There are many causes of PFDs. In addition, research is ongoing. Some of the reasons women develop PFDs are better understood than other reasons. There is a strong need for continued research in this field. The PFD Research Foundation funds researchers and clinical scientists looking for the answers.


Did you know?

  • Your brain controls the muscles of the pelvic floor by way of nerves.
  • Health conditions or injuries that affect the nerves (such as diabetes, Parkinson’s disease, stroke, back surgery, spinal stenosis, or childbirth) can weaken the pelvic floor muscles.


Am I at Risk?

One out of four women (25%) 20 years or older suffer with PFDs. Most struggle with one or more PFDs—POP, urinary incontinence (UI), and fecal incontinence (FI—also called anal incontinence or accidental bowel leakage).


Check Your PFD Risk

Life Stage


Childbirth can contribute to the development of PFDs, because it can put excessive strain on the pelvic floor during delivery. Vaginal births double the rate of pelvic floor disorders compared to Cesarean deliveries or women who never gave birth.


The pelvic floor muscles often weaken during menopause, which can lead to the development of pelvic organ prolapse (POP).


The strength of the pelvic floor deteriorates as women age, which can also lead to the development of POP.

Race and Ethnicity


Some women are born with weaker pelvic floor muscles. This puts them at a greater risk for PFDs. If your mother or sister have a PFD, you are at higher risk of developing one.


Caucasian women are more likely to develop prolapse and to have urine leakage related to coughing, sneezing and activities. African American women are more likely to have urinary leakage related to urgency.


Mexican American women are more likely to struggle with urinary incontinence than other Hispanic/Latino women. However, this difference may reflect a reluctance to seek medical care and/or language barrier.



Overweight or obese women have increased pressure on the bladder and often lack strength in their pelvic muscles. They are at an increased risk of developing POP and urinary incontinence (UI).


When there is not enough fiber or water in a woman’s diet, bowel movements are more likely to be hard or irregular. Processed foods can lead to constipation. Certain foods also can irritate the bladder, making women feel like they have to urinate. Bladder irritants include caffeine and alcohol.


Women who smoke increase their risk of developing POP and UI. If you smoke, quit now. Smoking is generally not good for bladder health. It also can damage connective tissue in your body, including the tissue in your pelvic area.

Heavy Lifting / Exertion

Certain occupations, usually those that involve heavy lifting or exertion can increase the risk of developing PFDs. Repetitive strenuous activity is also a risk. For some women, stair climbing can cause leakage.

Health Problems/Medical History

Constipation/Chronic Straining

Straining with constipation puts significant pressure on the weak vaginal wall and can further thin it out. This increases the risk for prolapse.

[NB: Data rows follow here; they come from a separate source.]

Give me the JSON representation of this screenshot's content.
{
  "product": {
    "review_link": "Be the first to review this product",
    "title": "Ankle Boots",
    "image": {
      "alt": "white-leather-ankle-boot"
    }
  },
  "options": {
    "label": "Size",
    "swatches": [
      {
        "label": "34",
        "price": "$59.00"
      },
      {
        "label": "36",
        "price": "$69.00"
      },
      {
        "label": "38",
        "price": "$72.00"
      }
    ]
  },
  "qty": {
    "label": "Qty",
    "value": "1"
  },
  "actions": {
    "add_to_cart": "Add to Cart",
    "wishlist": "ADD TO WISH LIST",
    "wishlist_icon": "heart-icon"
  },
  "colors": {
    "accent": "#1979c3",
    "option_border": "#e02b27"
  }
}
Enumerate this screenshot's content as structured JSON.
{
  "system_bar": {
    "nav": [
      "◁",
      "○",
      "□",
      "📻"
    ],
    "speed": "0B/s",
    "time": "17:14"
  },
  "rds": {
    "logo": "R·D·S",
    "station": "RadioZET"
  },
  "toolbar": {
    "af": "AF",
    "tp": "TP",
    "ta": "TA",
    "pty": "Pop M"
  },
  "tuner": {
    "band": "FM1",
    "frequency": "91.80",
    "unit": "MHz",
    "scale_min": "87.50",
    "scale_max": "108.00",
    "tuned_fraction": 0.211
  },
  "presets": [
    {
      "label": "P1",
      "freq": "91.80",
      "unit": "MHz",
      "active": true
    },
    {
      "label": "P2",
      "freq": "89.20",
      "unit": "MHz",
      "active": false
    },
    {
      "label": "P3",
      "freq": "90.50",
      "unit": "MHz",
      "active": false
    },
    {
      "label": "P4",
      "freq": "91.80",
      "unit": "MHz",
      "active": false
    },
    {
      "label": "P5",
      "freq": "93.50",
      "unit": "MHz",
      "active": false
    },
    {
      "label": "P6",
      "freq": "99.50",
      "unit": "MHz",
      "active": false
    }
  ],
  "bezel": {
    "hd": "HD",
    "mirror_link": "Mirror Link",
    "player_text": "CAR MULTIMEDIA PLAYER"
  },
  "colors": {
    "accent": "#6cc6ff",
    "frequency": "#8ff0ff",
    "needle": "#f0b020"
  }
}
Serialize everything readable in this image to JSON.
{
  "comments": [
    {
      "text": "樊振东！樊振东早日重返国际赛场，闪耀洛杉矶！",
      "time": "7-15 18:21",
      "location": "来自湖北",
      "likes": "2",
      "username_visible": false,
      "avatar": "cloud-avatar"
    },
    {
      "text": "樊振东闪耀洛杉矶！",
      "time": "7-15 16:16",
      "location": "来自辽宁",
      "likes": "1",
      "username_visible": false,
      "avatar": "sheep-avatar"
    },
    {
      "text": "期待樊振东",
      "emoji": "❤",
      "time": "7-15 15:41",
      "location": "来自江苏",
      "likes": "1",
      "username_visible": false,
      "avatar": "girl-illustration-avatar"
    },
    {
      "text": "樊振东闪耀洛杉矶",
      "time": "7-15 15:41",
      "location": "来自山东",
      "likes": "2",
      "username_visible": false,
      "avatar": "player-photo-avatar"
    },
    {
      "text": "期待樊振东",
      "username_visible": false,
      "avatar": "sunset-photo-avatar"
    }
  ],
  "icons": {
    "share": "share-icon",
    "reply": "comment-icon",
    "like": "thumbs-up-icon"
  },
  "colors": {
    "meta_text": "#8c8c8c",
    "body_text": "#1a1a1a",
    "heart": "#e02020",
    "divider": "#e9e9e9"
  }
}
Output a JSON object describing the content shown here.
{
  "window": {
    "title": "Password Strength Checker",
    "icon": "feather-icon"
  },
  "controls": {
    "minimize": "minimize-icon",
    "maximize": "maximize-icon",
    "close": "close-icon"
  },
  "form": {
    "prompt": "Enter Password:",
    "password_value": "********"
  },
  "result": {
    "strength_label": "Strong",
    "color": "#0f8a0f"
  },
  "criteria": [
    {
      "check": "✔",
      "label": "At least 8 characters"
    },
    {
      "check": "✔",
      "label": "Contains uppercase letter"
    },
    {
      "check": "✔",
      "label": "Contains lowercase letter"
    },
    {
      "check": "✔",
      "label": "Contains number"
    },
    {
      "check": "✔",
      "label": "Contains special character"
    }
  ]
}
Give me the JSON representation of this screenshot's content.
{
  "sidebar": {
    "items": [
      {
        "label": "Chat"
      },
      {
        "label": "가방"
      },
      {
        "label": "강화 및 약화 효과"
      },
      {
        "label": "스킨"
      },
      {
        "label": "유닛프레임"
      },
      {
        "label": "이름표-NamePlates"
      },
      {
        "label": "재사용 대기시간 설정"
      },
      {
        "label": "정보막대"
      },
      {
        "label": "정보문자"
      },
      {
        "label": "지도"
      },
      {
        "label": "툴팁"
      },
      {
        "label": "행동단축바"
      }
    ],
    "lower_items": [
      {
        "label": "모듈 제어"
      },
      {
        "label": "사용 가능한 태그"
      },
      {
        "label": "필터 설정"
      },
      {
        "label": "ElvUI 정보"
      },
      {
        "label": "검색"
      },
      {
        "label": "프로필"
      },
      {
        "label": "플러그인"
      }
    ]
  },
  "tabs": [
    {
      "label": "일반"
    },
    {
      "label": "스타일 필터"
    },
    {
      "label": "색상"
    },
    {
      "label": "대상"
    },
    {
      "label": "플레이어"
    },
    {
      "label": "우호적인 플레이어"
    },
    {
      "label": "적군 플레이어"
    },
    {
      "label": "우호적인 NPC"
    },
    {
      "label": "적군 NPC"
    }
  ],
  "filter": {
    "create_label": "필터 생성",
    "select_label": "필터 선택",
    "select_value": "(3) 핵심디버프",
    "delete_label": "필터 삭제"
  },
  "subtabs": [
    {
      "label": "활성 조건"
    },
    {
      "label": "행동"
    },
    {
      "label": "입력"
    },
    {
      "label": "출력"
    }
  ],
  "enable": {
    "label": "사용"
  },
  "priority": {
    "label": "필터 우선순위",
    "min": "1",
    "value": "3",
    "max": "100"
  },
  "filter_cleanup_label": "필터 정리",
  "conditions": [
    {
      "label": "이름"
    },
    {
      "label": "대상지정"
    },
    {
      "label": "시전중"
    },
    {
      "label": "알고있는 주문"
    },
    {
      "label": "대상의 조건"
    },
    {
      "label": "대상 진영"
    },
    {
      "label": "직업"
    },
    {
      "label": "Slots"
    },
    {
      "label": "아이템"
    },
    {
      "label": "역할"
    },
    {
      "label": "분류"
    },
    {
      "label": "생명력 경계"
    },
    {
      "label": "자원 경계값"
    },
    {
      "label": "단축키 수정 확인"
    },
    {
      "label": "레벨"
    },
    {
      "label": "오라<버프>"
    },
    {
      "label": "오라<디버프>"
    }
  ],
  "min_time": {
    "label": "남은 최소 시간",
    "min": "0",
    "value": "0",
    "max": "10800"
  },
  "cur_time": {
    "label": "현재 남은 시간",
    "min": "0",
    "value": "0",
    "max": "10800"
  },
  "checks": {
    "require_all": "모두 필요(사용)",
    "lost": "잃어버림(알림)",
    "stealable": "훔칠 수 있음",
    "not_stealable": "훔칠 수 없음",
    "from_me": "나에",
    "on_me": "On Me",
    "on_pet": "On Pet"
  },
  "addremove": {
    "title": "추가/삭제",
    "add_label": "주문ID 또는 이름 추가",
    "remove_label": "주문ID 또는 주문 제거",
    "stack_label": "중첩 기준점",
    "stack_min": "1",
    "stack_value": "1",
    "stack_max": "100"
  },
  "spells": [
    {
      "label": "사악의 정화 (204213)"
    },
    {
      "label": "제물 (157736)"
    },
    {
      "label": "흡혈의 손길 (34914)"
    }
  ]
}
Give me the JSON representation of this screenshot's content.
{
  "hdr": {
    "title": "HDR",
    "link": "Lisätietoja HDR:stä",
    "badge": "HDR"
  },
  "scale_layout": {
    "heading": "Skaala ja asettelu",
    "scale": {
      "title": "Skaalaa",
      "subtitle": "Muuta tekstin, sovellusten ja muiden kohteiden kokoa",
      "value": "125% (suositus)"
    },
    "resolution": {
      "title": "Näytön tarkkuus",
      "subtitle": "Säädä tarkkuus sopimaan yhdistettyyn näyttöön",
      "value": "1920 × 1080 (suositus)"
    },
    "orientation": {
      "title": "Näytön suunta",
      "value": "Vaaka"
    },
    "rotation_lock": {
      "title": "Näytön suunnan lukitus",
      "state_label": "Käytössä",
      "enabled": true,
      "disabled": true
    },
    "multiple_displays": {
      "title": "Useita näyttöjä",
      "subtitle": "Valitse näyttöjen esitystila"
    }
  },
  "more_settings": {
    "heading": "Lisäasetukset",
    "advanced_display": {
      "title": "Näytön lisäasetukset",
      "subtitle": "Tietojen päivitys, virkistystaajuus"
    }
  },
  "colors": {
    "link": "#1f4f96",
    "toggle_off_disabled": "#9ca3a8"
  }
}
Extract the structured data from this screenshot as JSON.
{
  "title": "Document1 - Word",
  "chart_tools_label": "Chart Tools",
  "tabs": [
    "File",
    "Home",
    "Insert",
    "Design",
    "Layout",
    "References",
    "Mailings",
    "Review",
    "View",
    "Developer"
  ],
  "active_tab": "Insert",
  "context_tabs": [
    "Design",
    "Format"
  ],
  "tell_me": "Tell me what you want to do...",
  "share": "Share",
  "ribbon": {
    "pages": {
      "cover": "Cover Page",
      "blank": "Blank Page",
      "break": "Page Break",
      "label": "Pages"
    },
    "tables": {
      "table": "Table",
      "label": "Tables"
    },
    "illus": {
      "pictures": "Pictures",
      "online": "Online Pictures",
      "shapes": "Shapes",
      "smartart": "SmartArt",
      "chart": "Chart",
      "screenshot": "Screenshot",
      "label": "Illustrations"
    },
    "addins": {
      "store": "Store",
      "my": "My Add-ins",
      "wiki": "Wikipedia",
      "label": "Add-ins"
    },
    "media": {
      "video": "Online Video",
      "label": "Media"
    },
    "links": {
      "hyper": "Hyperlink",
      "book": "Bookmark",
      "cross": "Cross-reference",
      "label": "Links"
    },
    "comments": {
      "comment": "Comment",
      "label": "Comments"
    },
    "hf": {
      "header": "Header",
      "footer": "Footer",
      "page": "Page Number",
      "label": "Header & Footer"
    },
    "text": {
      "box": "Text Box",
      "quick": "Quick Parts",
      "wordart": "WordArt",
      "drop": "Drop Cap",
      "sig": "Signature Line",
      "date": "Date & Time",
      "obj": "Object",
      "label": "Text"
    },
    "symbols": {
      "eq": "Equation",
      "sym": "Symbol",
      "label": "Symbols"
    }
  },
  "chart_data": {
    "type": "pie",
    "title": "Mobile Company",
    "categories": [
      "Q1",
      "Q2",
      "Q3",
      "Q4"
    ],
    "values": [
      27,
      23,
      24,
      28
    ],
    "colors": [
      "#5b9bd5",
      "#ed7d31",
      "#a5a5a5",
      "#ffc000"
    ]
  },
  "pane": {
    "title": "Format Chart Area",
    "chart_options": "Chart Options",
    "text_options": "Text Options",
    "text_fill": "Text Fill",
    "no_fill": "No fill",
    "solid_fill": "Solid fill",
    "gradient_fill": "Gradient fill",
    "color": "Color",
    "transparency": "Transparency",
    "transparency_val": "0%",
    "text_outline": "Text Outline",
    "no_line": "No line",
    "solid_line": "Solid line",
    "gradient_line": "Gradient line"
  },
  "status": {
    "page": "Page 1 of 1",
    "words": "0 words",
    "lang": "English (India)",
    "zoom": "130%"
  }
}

Pelvic Injury/Surgery

Loss of pelvic support can occur when the pelvic floor is injured from falls, car accidents or surgery. Hysterectomy and other procedures that treat pelvic organ prolapse can sometimes cause further prolapse.

Lung Conditions/Chronic Coughing

Chronic respiratory disorders can cause increased pressure in the abdomen and pelvis, which increases the risk of POP.

Sexual Dysfunction

Pelvic floor symptoms are significantly associated with reduced sexual arousal, infrequent orgasm, and painful intercourse (known in medical terms as dyspareunia).

Health Conditions or Injuries That Affect the Nerves

For example, diabetes, Parkinson’s disease, stroke, back surgery, spinal stenosis, or childbirth can weaken the pelvic floor muscles.

Emotional Stress

Emotional stress can make you feel anxious and that you need to go. For some, it can also result in loose stools.


Learn the Terms Glossary

Medicine is a new language. Moreover, pelvic floor disorder terms are a new dialect! It may take a while to learn the unique terms, phrases, and acronyms relating to PFDs. Here’s a glossary to get you started on your path to pelvic floor disorder literacy.


PFD 101: Fact or Fiction

Take our true or false quiz to test your knowledge of pelvic floor disorders.